Since the last post with the comment on SkyEurope falling out of the sky, I have been keeping a sharp eye on the budget airline news. So many travel writers and travel bloggers, mostly US based are still shouting the praises of “cross the big pond with the cheapest flight possible and then traipse through Europe with budget airlines”. What this tells me is that they are not really doing their research thoroughly enough. It reminds me of a recent travel article for Budapest that was in the travel section of a top Arizona newspaper just two months ago. The author was raving about the experiences of the Budapest thermals and spoke so highly of the Racs Thermal. The Racs closed down in 2002. Travel writers should try their absolute best to get it right. If you have not been to a destination in years, skip the topic and write what you do know about from recent trips. Here are some snippets of news from different sites about the troubles of European budget airlines.

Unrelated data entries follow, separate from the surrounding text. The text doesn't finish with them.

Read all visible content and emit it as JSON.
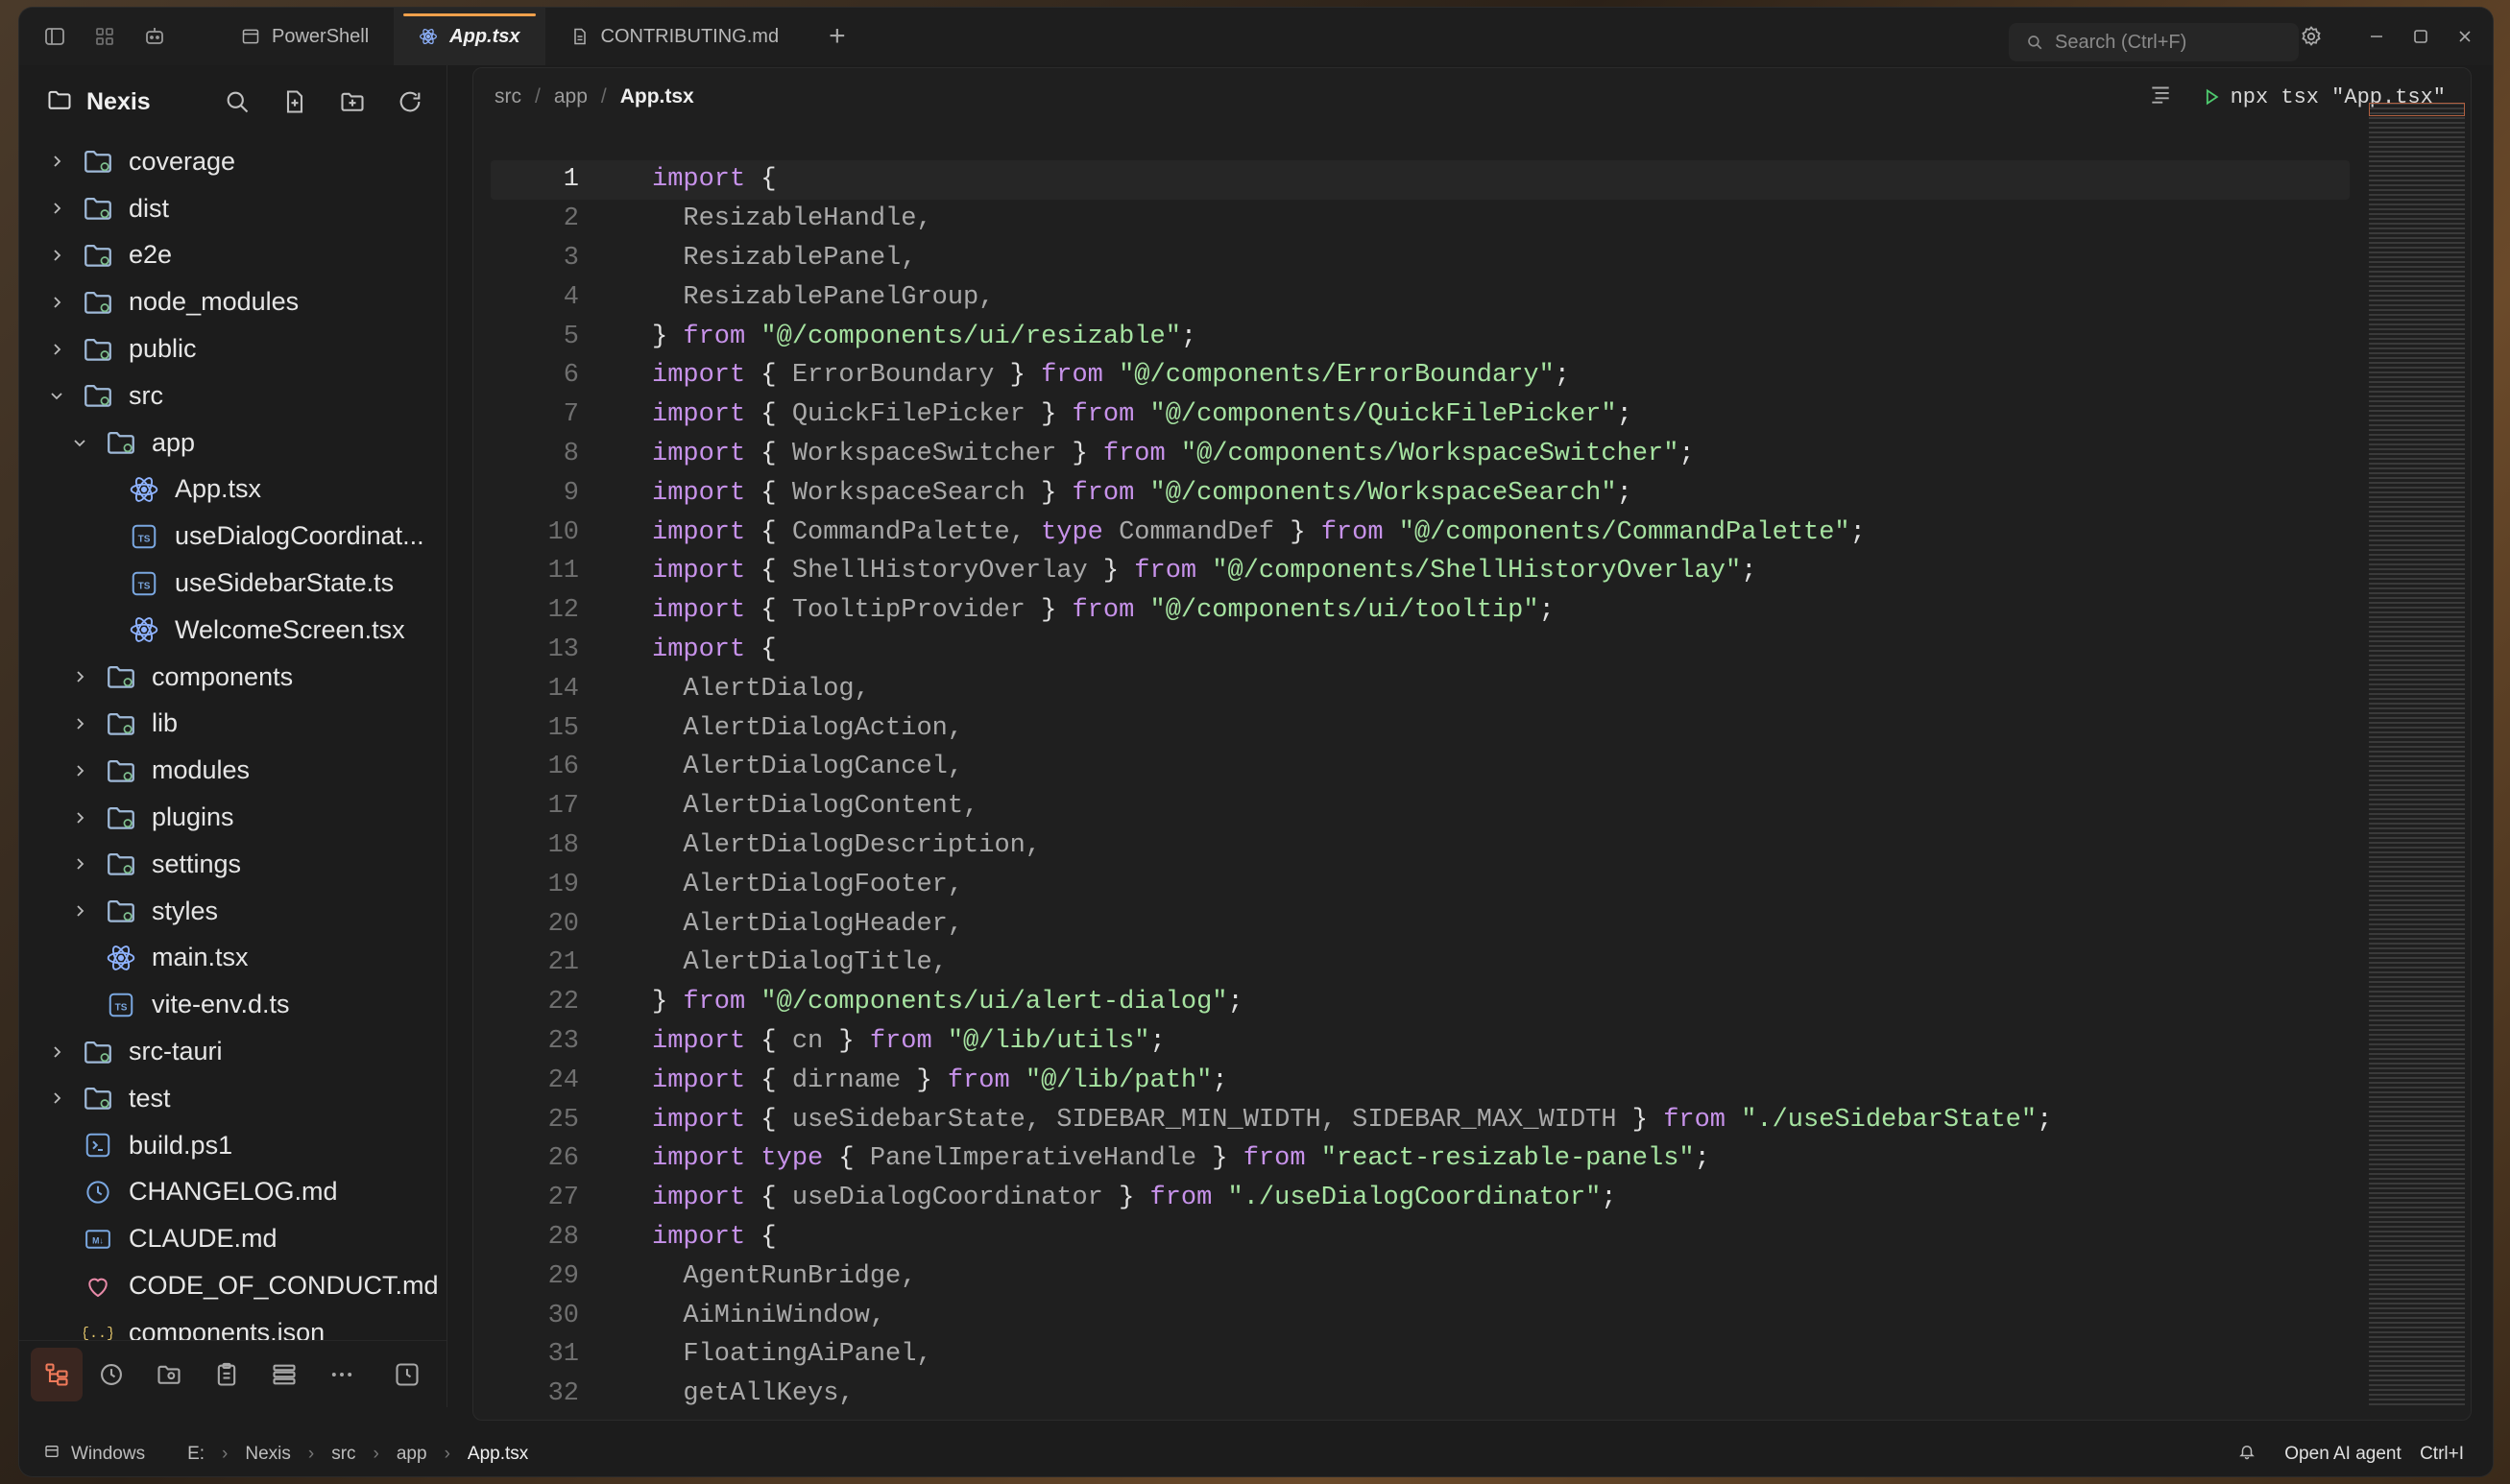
{
  "titlebar": {
    "tabs": [
      {
        "label": "PowerShell",
        "icon": "terminal-icon",
        "active": false
      },
      {
        "label": "App.tsx",
        "icon": "react-icon",
        "active": true
      },
      {
        "label": "CONTRIBUTING.md",
        "icon": "document-icon",
        "active": false
      }
    ],
    "new_tab": "+",
    "search_placeholder": "Search (Ctrl+F)"
  },
  "sidebar": {
    "title": "Nexis",
    "tree": [
      {
        "label": "coverage",
        "type": "folder",
        "expanded": false,
        "depth": 0
      },
      {
        "label": "dist",
        "type": "folder",
        "expanded": false,
        "depth": 0
      },
      {
        "label": "e2e",
        "type": "folder",
        "expanded": false,
        "depth": 0
      },
      {
        "label": "node_modules",
        "type": "folder",
        "expanded": false,
        "depth": 0
      },
      {
        "label": "public",
        "type": "folder",
        "expanded": false,
        "depth": 0
      },
      {
        "label": "src",
        "type": "folder",
        "expanded": true,
        "depth": 0
      },
      {
        "label": "app",
        "type": "folder",
        "expanded": true,
        "depth": 1
      },
      {
        "label": "App.tsx",
        "type": "react",
        "depth": 2
      },
      {
        "label": "useDialogCoordinat...",
        "type": "ts",
        "depth": 2
      },
      {
        "label": "useSidebarState.ts",
        "type": "ts",
        "depth": 2
      },
      {
        "label": "WelcomeScreen.tsx",
        "type": "react",
        "depth": 2
      },
      {
        "label": "components",
        "type": "folder",
        "expanded": false,
        "depth": 1
      },
      {
        "label": "lib",
        "type": "folder",
        "expanded": false,
        "depth": 1
      },
      {
        "label": "modules",
        "type": "folder",
        "expanded": false,
        "depth": 1
      },
      {
        "label": "plugins",
        "type": "folder",
        "expanded": false,
        "depth": 1
      },
      {
        "label": "settings",
        "type": "folder",
        "expanded": false,
        "depth": 1
      },
      {
        "label": "styles",
        "type": "folder",
        "expanded": false,
        "depth": 1
      },
      {
        "label": "main.tsx",
        "type": "react",
        "depth": 1
      },
      {
        "label": "vite-env.d.ts",
        "type": "ts",
        "depth": 1
      },
      {
        "label": "src-tauri",
        "type": "folder",
        "expanded": false,
        "depth": 0
      },
      {
        "label": "test",
        "type": "folder",
        "expanded": false,
        "depth": 0
      },
      {
        "label": "build.ps1",
        "type": "ps",
        "depth": 0
      },
      {
        "label": "CHANGELOG.md",
        "type": "history",
        "depth": 0
      },
      {
        "label": "CLAUDE.md",
        "type": "md",
        "depth": 0
      },
      {
        "label": "CODE_OF_CONDUCT.md",
        "type": "heart",
        "depth": 0
      },
      {
        "label": "components.json",
        "type": "json",
        "depth": 0
      }
    ]
  },
  "editor": {
    "breadcrumb": [
      "src",
      "app",
      "App.tsx"
    ],
    "run_label": "npx tsx \"App.tsx\"",
    "lines": [
      [
        [
          "kw",
          "import"
        ],
        [
          "punc",
          " {"
        ]
      ],
      [
        [
          "ident",
          "  ResizableHandle,"
        ]
      ],
      [
        [
          "ident",
          "  ResizablePanel,"
        ]
      ],
      [
        [
          "ident",
          "  ResizablePanelGroup,"
        ]
      ],
      [
        [
          "punc",
          "} "
        ],
        [
          "kw",
          "from"
        ],
        [
          "str",
          " \"@/components/ui/resizable\""
        ],
        [
          "punc",
          ";"
        ]
      ],
      [
        [
          "kw",
          "import"
        ],
        [
          "punc",
          " { "
        ],
        [
          "ident",
          "ErrorBoundary"
        ],
        [
          "punc",
          " } "
        ],
        [
          "kw",
          "from"
        ],
        [
          "str",
          " \"@/components/ErrorBoundary\""
        ],
        [
          "punc",
          ";"
        ]
      ],
      [
        [
          "kw",
          "import"
        ],
        [
          "punc",
          " { "
        ],
        [
          "ident",
          "QuickFilePicker"
        ],
        [
          "punc",
          " } "
        ],
        [
          "kw",
          "from"
        ],
        [
          "str",
          " \"@/components/QuickFilePicker\""
        ],
        [
          "punc",
          ";"
        ]
      ],
      [
        [
          "kw",
          "import"
        ],
        [
          "punc",
          " { "
        ],
        [
          "ident",
          "WorkspaceSwitcher"
        ],
        [
          "punc",
          " } "
        ],
        [
          "kw",
          "from"
        ],
        [
          "str",
          " \"@/components/WorkspaceSwitcher\""
        ],
        [
          "punc",
          ";"
        ]
      ],
      [
        [
          "kw",
          "import"
        ],
        [
          "punc",
          " { "
        ],
        [
          "ident",
          "WorkspaceSearch"
        ],
        [
          "punc",
          " } "
        ],
        [
          "kw",
          "from"
        ],
        [
          "str",
          " \"@/components/WorkspaceSearch\""
        ],
        [
          "punc",
          ";"
        ]
      ],
      [
        [
          "kw",
          "import"
        ],
        [
          "punc",
          " { "
        ],
        [
          "ident",
          "CommandPalette, "
        ],
        [
          "kw",
          "type"
        ],
        [
          "ident",
          " CommandDef"
        ],
        [
          "punc",
          " } "
        ],
        [
          "kw",
          "from"
        ],
        [
          "str",
          " \"@/components/CommandPalette\""
        ],
        [
          "punc",
          ";"
        ]
      ],
      [
        [
          "kw",
          "import"
        ],
        [
          "punc",
          " { "
        ],
        [
          "ident",
          "ShellHistoryOverlay"
        ],
        [
          "punc",
          " } "
        ],
        [
          "kw",
          "from"
        ],
        [
          "str",
          " \"@/components/ShellHistoryOverlay\""
        ],
        [
          "punc",
          ";"
        ]
      ],
      [
        [
          "kw",
          "import"
        ],
        [
          "punc",
          " { "
        ],
        [
          "ident",
          "TooltipProvider"
        ],
        [
          "punc",
          " } "
        ],
        [
          "kw",
          "from"
        ],
        [
          "str",
          " \"@/components/ui/tooltip\""
        ],
        [
          "punc",
          ";"
        ]
      ],
      [
        [
          "kw",
          "import"
        ],
        [
          "punc",
          " {"
        ]
      ],
      [
        [
          "ident",
          "  AlertDialog,"
        ]
      ],
      [
        [
          "ident",
          "  AlertDialogAction,"
        ]
      ],
      [
        [
          "ident",
          "  AlertDialogCancel,"
        ]
      ],
      [
        [
          "ident",
          "  AlertDialogContent,"
        ]
      ],
      [
        [
          "ident",
          "  AlertDialogDescription,"
        ]
      ],
      [
        [
          "ident",
          "  AlertDialogFooter,"
        ]
      ],
      [
        [
          "ident",
          "  AlertDialogHeader,"
        ]
      ],
      [
        [
          "ident",
          "  AlertDialogTitle,"
        ]
      ],
      [
        [
          "punc",
          "} "
        ],
        [
          "kw",
          "from"
        ],
        [
          "str",
          " \"@/components/ui/alert-dialog\""
        ],
        [
          "punc",
          ";"
        ]
      ],
      [
        [
          "kw",
          "import"
        ],
        [
          "punc",
          " { "
        ],
        [
          "ident",
          "cn"
        ],
        [
          "punc",
          " } "
        ],
        [
          "kw",
          "from"
        ],
        [
          "str",
          " \"@/lib/utils\""
        ],
        [
          "punc",
          ";"
        ]
      ],
      [
        [
          "kw",
          "import"
        ],
        [
          "punc",
          " { "
        ],
        [
          "ident",
          "dirname"
        ],
        [
          "punc",
          " } "
        ],
        [
          "kw",
          "from"
        ],
        [
          "str",
          " \"@/lib/path\""
        ],
        [
          "punc",
          ";"
        ]
      ],
      [
        [
          "kw",
          "import"
        ],
        [
          "punc",
          " { "
        ],
        [
          "ident",
          "useSidebarState, SIDEBAR_MIN_WIDTH, SIDEBAR_MAX_WIDTH"
        ],
        [
          "punc",
          " } "
        ],
        [
          "kw",
          "from"
        ],
        [
          "str",
          " \"./useSidebarState\""
        ],
        [
          "punc",
          ";"
        ]
      ],
      [
        [
          "kw",
          "import type"
        ],
        [
          "punc",
          " { "
        ],
        [
          "ident",
          "PanelImperativeHandle"
        ],
        [
          "punc",
          " } "
        ],
        [
          "kw",
          "from"
        ],
        [
          "str",
          " \"react-resizable-panels\""
        ],
        [
          "punc",
          ";"
        ]
      ],
      [
        [
          "kw",
          "import"
        ],
        [
          "punc",
          " { "
        ],
        [
          "ident",
          "useDialogCoordinator"
        ],
        [
          "punc",
          " } "
        ],
        [
          "kw",
          "from"
        ],
        [
          "str",
          " \"./useDialogCoordinator\""
        ],
        [
          "punc",
          ";"
        ]
      ],
      [
        [
          "kw",
          "import"
        ],
        [
          "punc",
          " {"
        ]
      ],
      [
        [
          "ident",
          "  AgentRunBridge,"
        ]
      ],
      [
        [
          "ident",
          "  AiMiniWindow,"
        ]
      ],
      [
        [
          "ident",
          "  FloatingAiPanel,"
        ]
      ],
      [
        [
          "ident",
          "  getAllKeys,"
        ]
      ]
    ]
  },
  "statusbar": {
    "items": [
      "Windows",
      "E:",
      "Nexis",
      "src",
      "app",
      "App.tsx"
    ],
    "ai_label": "Open AI agent",
    "ai_shortcut": "Ctrl+I"
  },
  "colors": {
    "accent": "#f0a04b",
    "keyword": "#c792ea",
    "string": "#a6e3a1",
    "folder_icon": "#8fb3d9"
  }
}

“Hungarians, Bitter says, are not flying as much as Slovakians or Czechs and most of SkyEurope’s Budapest flights were filled exclusively with foreigners going on holiday. He adds that fares from Budapest and Prague to Western European cities are similar, but Prague flights are an hour shorter, making them by far a more profitable venture. He says the Slovakian economy is also stronger, growing at 14% annually compared with only 1% in Hungary. “It’s night and day.” For the full article see www.flightglobal.com/articles/2008/04/23/223221/jason-bitter-slowing-down-expansion-at-skyeurope.html
It also is a telling tale why Slovakia is going on the Euro in January 2009 and Hungary will be lucky to get there in 2012.
Ryanair one of the oldest and most stable of the no frills is having problems as well. This was part of a longer article at www.flightglobal.com/articles/2008/04/23/223145/high-fuel-prices-lead-to-airline-casualties.html
“Ryanair warned earlier this year that its profits for the fiscal year ending March 2009 could fall by as much as 50% due to high oil prices and fears of recession. The carrier has embarked on a cost-cutting programme that will see staff salaries frozen and aircraft grounded this winter to help it cope with its rising fuel bill. “We will sit 20 of our aircraft on the ground this winter because it’s cheaper than flying them,” says Ryanair deputy chief executive Michael Cawley. ‘That’s wrong and it’s a huge issue for us. We’ve made a virtue in the past of having year-round servicesbut I want to point out the difficulty we’ll have this year.'”
EasyJet jumps into the ring with the headline EasyJet exec predicts cull of budget airlines. The stark warning of a cull of low-cost airlines came as the British budget airline’s shares fell more than 4 percent after another spike higher in oil prices towards $120 a barrel. “There are currently about 50 low-cost carriers on the European market — that’s absurd,” Francois Bacchetta, managing director of EasyJet France, told a news conference. In a few years’ time there will be no more than about three or four of us left in Europe,” he said. Posted at www.reuters.com/article/marketsNews/idUSL2332471920080423.